I remember seeing variegated Solomon’s seal, Polygonatum odoratum Variegatum, massed for the first time. It seemed to me to be the epitome of a master gardener’s palette. Solomon’s seal spreads deliberately to form colonies, ensuring it will never become an invasive headache. The nodding, tubular flowers appear quickly in April or May.
Variegated Solomon’s seal, also known as fragrant Solomon’s seal, is an easy to grow shade perennial that should be welcome in every garden. Solomon’s seal has beautiful, long-lasting foliage on a plant that arrives in early spring and spreads diligently to form beautiful swaths as over time. Stems are maroon.

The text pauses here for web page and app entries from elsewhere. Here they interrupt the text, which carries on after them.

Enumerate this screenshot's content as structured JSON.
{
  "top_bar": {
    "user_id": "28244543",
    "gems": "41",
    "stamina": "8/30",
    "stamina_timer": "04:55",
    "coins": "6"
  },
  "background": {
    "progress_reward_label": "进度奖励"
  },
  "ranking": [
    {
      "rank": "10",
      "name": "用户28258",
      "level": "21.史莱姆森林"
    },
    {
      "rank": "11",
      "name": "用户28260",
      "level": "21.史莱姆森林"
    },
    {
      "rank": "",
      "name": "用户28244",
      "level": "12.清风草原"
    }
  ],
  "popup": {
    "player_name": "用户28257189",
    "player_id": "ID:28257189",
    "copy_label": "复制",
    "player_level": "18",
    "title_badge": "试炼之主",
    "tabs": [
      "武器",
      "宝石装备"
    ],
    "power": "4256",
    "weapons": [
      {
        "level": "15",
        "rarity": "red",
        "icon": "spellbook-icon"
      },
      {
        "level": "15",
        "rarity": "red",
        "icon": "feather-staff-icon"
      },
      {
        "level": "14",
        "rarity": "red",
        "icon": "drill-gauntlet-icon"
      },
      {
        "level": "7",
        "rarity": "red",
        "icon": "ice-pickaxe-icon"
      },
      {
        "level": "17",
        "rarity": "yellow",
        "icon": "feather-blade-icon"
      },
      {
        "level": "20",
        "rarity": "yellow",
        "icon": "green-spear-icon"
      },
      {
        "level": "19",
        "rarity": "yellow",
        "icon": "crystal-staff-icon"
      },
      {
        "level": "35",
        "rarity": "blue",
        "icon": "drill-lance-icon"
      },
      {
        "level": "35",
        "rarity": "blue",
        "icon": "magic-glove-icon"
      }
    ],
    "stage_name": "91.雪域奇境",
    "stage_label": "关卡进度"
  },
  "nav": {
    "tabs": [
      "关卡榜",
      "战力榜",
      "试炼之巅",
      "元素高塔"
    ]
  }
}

Planted with ferns (autumn fern pictured above), Solomon’s seal provides a rich foil. If you will plant it in shady spots (morning sun is fine, as the photograph below shows), you will be richly rewarded.
Variegated Solomon’s Seal: afternoon shade, rich organic soil, drought tolerant
Solomon’s seal grows 12″-24″ in rich to medium soil. It is hardy in zones 3-8 and maintenance requirements are non-existent once established. Drought tolerant after it is established, Solomon’s seal will survive with average rainfall in most locations. I never water fragrant Solomon’s seal after the first year.
Mainly spreading through underground rhizomes, Solomon’s seal stays where you plant it. Unlike, for example, northern sea oats, which throws seeds all over your garden, Solomon’s seal is a wonderful companion to other plants.
One of the common names is fragrant Solomon’s seal, but I’ve never noticed it as especially fragrant at all. You may find in the Deep South it recedes as summer progresses but it will be back the following spring.
Fall foliage is pleasant, a soft yellow. Dark blue berries form in fall, although I’ve never personally taken note of them. Native to Europe and Asia.